### Aim of the task
Out of all the lines below, count those with the word "this". Give the number only.

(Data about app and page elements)
BEGIN

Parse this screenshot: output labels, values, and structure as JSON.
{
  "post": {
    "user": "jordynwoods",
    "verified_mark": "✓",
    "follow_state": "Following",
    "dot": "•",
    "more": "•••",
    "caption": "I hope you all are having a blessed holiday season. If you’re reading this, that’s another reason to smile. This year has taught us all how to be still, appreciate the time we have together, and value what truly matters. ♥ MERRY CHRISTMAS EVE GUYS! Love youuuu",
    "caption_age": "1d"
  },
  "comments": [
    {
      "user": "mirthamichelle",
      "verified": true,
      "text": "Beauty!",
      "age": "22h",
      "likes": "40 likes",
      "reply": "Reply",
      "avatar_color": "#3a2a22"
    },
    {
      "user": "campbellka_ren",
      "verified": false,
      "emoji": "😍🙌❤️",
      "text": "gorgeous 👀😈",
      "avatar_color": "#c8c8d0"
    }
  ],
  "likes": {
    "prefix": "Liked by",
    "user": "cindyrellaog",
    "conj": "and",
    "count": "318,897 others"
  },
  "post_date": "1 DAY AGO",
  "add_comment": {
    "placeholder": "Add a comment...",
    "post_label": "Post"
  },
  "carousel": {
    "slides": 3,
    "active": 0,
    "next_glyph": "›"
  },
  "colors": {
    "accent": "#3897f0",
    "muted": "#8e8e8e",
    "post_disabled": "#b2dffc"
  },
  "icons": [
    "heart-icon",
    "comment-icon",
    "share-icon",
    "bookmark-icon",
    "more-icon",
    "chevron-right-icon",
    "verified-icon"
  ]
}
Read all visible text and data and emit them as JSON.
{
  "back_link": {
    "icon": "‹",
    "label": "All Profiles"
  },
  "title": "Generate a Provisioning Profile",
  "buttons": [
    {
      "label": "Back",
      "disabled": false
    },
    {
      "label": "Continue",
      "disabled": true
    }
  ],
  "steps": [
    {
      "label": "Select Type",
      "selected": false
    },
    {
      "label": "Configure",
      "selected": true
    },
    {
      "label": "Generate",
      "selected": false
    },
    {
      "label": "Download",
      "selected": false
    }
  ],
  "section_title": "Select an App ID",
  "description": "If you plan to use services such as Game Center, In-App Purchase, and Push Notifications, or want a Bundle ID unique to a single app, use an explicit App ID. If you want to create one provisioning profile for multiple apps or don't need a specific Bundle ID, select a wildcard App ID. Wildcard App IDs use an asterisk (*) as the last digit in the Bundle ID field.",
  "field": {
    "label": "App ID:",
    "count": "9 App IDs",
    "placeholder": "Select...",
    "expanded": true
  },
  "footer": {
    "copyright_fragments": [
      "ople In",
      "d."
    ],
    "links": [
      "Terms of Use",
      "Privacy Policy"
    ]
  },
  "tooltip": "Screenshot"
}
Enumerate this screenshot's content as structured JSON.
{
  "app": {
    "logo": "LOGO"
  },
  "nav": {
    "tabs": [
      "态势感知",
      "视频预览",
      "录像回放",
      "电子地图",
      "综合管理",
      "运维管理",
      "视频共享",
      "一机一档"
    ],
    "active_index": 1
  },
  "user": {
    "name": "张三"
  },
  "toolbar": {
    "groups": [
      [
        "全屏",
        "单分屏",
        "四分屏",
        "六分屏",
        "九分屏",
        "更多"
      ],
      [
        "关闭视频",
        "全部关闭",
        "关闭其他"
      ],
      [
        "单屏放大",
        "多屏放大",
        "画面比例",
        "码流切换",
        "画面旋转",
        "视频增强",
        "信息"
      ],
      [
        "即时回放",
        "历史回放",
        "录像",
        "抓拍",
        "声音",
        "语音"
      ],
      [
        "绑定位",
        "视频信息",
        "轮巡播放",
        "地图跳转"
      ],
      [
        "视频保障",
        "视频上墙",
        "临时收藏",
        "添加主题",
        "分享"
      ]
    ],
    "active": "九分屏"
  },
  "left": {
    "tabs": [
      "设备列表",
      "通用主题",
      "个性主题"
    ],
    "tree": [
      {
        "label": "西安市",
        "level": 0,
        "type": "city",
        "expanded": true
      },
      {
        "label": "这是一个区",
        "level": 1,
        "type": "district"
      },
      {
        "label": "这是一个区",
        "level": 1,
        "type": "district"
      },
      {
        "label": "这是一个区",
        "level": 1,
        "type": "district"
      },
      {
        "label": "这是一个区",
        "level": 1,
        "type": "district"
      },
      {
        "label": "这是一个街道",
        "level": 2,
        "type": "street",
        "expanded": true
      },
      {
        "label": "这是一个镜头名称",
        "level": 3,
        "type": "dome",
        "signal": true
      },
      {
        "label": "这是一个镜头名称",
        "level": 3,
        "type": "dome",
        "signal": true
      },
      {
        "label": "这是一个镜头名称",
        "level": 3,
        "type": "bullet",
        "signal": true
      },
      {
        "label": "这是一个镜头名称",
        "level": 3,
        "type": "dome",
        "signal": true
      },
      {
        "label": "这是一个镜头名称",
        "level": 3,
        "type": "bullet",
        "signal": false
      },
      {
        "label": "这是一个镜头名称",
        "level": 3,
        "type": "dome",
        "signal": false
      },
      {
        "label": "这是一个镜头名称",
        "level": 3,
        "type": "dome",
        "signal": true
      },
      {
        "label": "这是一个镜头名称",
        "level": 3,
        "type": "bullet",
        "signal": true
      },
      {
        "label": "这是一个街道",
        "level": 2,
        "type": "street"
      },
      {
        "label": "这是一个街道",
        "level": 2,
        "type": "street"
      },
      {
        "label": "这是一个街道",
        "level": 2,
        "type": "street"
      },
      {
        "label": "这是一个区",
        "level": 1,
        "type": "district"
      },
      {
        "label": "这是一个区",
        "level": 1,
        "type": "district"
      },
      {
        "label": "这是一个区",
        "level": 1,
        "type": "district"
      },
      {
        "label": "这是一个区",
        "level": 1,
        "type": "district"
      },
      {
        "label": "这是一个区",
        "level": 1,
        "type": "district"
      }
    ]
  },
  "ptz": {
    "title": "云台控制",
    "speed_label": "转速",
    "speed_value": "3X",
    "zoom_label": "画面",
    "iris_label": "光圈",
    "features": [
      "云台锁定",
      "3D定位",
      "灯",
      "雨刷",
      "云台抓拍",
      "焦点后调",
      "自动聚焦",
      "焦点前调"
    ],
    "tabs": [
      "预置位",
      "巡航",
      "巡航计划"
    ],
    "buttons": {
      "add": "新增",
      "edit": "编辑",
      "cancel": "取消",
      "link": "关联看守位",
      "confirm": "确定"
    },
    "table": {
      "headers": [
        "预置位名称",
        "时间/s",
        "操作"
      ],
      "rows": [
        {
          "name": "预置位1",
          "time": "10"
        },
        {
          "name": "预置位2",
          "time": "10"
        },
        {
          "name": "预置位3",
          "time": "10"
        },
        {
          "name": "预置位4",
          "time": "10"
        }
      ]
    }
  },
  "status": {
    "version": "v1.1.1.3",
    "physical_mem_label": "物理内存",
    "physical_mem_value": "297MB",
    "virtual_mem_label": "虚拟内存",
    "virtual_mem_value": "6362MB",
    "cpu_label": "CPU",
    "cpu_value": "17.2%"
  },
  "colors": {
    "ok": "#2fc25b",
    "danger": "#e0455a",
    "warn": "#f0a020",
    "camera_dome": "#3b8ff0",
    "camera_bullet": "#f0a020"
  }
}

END

### Answer
3